Last month, our Vice President of Clinical Development, Dr. Romas Buivydas, and State Director for Massachusetts’ Correctional Services, Earl Warren attended the American Correctional Association (ACA) conference in St. Louis, Missouri. While there, they led a workshop designed to educate the audience of non-clinical corrections professionals about Medication-Assisted Treatment (MAT) for addiction and substance use disorders.

While MAT has been a strong component of recovery for individuals struggling with opioid addiction for many years, it is relatively new to the correctional field. Medication-assisted treatment has not been widely adopted in the prison system as of yet, but the tide is changing. Today, 21 jail re-entry programs are working to incorporate it.

Oftentimes, when it is administered to inmates, line staff does not fully understand the science of addiction and the medications available for treating it. MAT differs from traditional abstinence-based treatments in a variety of ways. Its primary role is to ease the symptoms of withdrawal, reduce cravings and stabilize co-occurring disorders such as anxiety or depression. It also reduces drug use, protects against overdoses, prevents dangerous injections and reduces criminal behavior.

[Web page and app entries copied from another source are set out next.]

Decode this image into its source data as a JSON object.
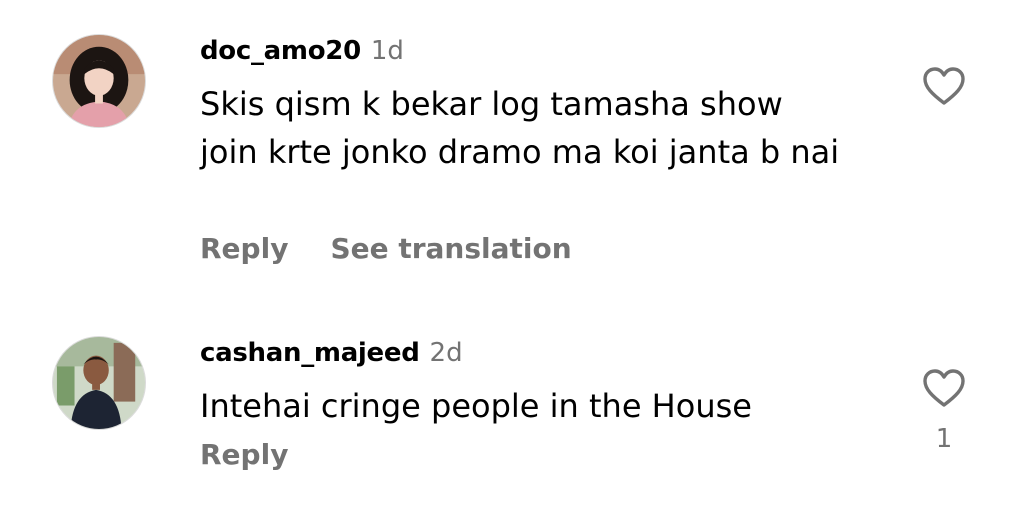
{
  "comments": [
    {
      "username": "doc_amo20",
      "time": "1d",
      "text": "Skis qism k bekar log tamasha show join krte jonko dramo ma koi janta b nai",
      "reply_label": "Reply",
      "translate_label": "See translation",
      "like_count": "",
      "avatar_icon": "avatar-photo-icon",
      "like_icon": "heart-outline-icon"
    },
    {
      "username": "cashan_majeed",
      "time": "2d",
      "text": "Intehai cringe people in the House",
      "reply_label": "Reply",
      "translate_label": "",
      "like_count": "1",
      "avatar_icon": "avatar-photo-icon",
      "like_icon": "heart-outline-icon"
    }
  ],
  "colors": {
    "text": "#000000",
    "secondary": "#737373",
    "background": "#ffffff"
  }
}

There are three different options for MAT – methadone, buprenorphine and naltrexone. Each is administered differently, and treatment is based upon an individual’s use history, mental health status and unique circumstances. This treatment should only be given in addition to traditional recovery work and therapy.

Due to the client base and secure environment, deploying MAT in the prison system has different layers of complexity, but programs should seriously consider the positive effects of treatment. Without it, inmates suffering cravings have no relief. During this period of abstinence, inmates lose their tolerance to their preferred substance, thereby increasing the likelihood of an overdose when they return to using drugs after their release. The likelihood that a client treated with MAT in prison will seek continued treatment upon release is far higher than an inmate who only received abstinence-based services.

By using medication and therapeutic approaches, correctional facilities can prevent overdose, treat struggling inmates with every tool available and help people transition to their communities with a strong sense of sobriety, confidence and connections to treatment.

To learn more about medication-assisted treatment and Spectrum’s work in corrections, visit our website today. Stay tuned for an in-depth look at the three different types of medication available to treat addiction in a future blog in the coming weeks.